INFORMATION PROVIDED:
====

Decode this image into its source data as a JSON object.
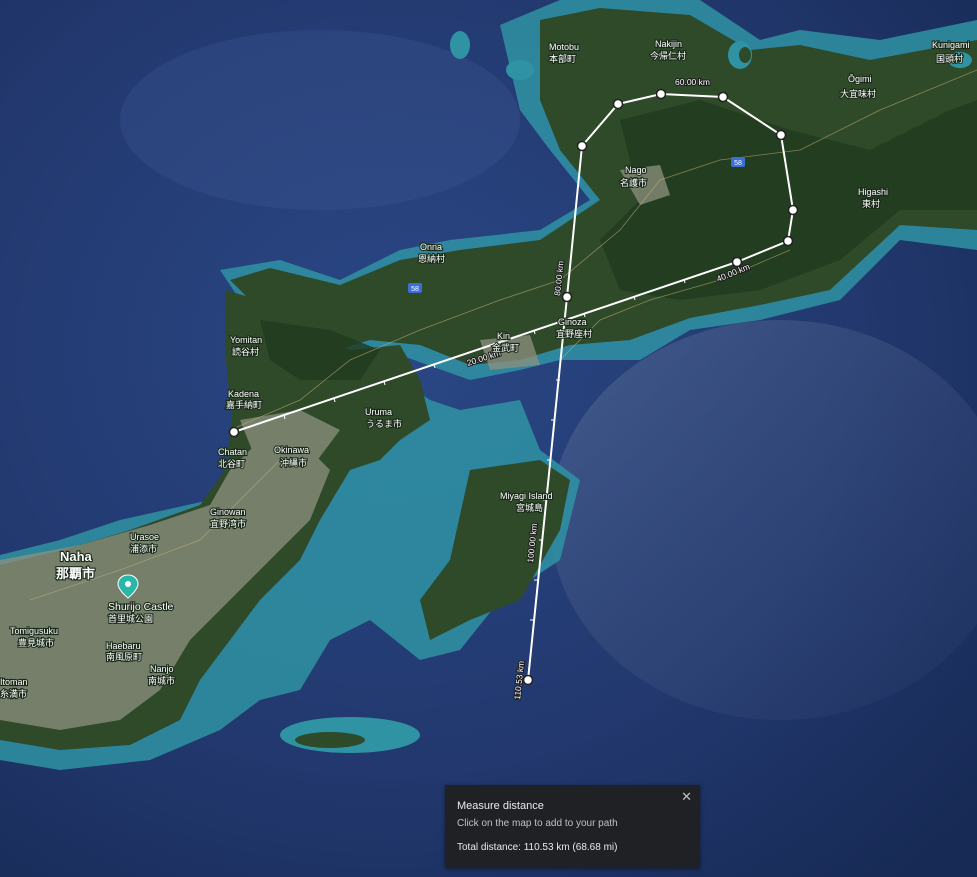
{
  "map": {
    "places": {
      "motobu_en": "Motobu",
      "motobu_ja": "本部町",
      "nakijin_en": "Nakijin",
      "nakijin_ja": "今帰仁村",
      "ogimi_en": "Ōgimi",
      "ogimi_ja": "大宜味村",
      "kunigami_en": "Kunigami",
      "kunigami_ja": "国頭村",
      "nago_en": "Nago",
      "nago_ja": "名護市",
      "higashi_en": "Higashi",
      "higashi_ja": "東村",
      "onna_en": "Onna",
      "onna_ja": "恩納村",
      "kin_en": "Kin",
      "kin_ja": "金武町",
      "ginoza_en": "Ginoza",
      "ginoza_ja": "宜野座村",
      "yomitan_en": "Yomitan",
      "yomitan_ja": "読谷村",
      "kadena_en": "Kadena",
      "kadena_ja": "嘉手納町",
      "uruma_en": "Uruma",
      "uruma_ja": "うるま市",
      "chatan_en": "Chatan",
      "chatan_ja": "北谷町",
      "okinawa_en": "Okinawa",
      "okinawa_ja": "沖縄市",
      "ginowan_en": "Ginowan",
      "ginowan_ja": "宜野湾市",
      "urasoe_en": "Urasoe",
      "urasoe_ja": "浦添市",
      "naha_en": "Naha",
      "naha_ja": "那覇市",
      "shurijo_en": "Shurijo Castle",
      "shurijo_ja": "首里城公園",
      "tomigusuku_en": "Tomigusuku",
      "tomigusuku_ja": "豊見城市",
      "haebaru_en": "Haebaru",
      "haebaru_ja": "南風原町",
      "nanjo_en": "Nanjo",
      "nanjo_ja": "南城市",
      "itoman_en": "Itoman",
      "itoman_ja": "糸満市",
      "miyagi_en": "Miyagi Island",
      "miyagi_ja": "宮城島"
    },
    "road_shield": "58",
    "distance_labels": {
      "d20": "20.00 km",
      "d40": "40.00 km",
      "d60": "60.00 km",
      "d80": "80.00 km",
      "d100": "100.00 km",
      "d110": "110.53 km"
    },
    "colors": {
      "ocean": "#1c2f5e",
      "land": "#2f4a2a",
      "reef": "#2a8f9c",
      "urban": "#8a8f7e",
      "path": "#ffffff"
    }
  },
  "panel": {
    "title": "Measure distance",
    "hint": "Click on the map to add to your path",
    "total": "Total distance: 110.53 km (68.68 mi)",
    "close_icon": "close-icon"
  }
}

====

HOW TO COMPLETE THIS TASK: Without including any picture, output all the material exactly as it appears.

RESULT FOR THIS TASK:
Decode this image into its source data as a JSON object.
{
  "map": {
    "places": {
      "motobu_en": "Motobu",
      "motobu_ja": "本部町",
      "nakijin_en": "Nakijin",
      "nakijin_ja": "今帰仁村",
      "ogimi_en": "Ōgimi",
      "ogimi_ja": "大宜味村",
      "kunigami_en": "Kunigami",
      "kunigami_ja": "国頭村",
      "nago_en": "Nago",
      "nago_ja": "名護市",
      "higashi_en": "Higashi",
      "higashi_ja": "東村",
      "onna_en": "Onna",
      "onna_ja": "恩納村",
      "kin_en": "Kin",
      "kin_ja": "金武町",
      "ginoza_en": "Ginoza",
      "ginoza_ja": "宜野座村",
      "yomitan_en": "Yomitan",
      "yomitan_ja": "読谷村",
      "kadena_en": "Kadena",
      "kadena_ja": "嘉手納町",
      "uruma_en": "Uruma",
      "uruma_ja": "うるま市",
      "chatan_en": "Chatan",
      "chatan_ja": "北谷町",
      "okinawa_en": "Okinawa",
      "okinawa_ja": "沖縄市",
      "ginowan_en": "Ginowan",
      "ginowan_ja": "宜野湾市",
      "urasoe_en": "Urasoe",
      "urasoe_ja": "浦添市",
      "naha_en": "Naha",
      "naha_ja": "那覇市",
      "shurijo_en": "Shurijo Castle",
      "shurijo_ja": "首里城公園",
      "tomigusuku_en": "Tomigusuku",
      "tomigusuku_ja": "豊見城市",
      "haebaru_en": "Haebaru",
      "haebaru_ja": "南風原町",
      "nanjo_en": "Nanjo",
      "nanjo_ja": "南城市",
      "itoman_en": "Itoman",
      "itoman_ja": "糸満市",
      "miyagi_en": "Miyagi Island",
      "miyagi_ja": "宮城島"
    },
    "road_shield": "58",
    "distance_labels": {
      "d20": "20.00 km",
      "d40": "40.00 km",
      "d60": "60.00 km",
      "d80": "80.00 km",
      "d100": "100.00 km",
      "d110": "110.53 km"
    },
    "colors": {
      "ocean": "#1c2f5e",
      "land": "#2f4a2a",
      "reef": "#2a8f9c",
      "urban": "#8a8f7e",
      "path": "#ffffff"
    }
  },
  "panel": {
    "title": "Measure distance",
    "hint": "Click on the map to add to your path",
    "total": "Total distance: 110.53 km (68.68 mi)",
    "close_icon": "close-icon"
  }
}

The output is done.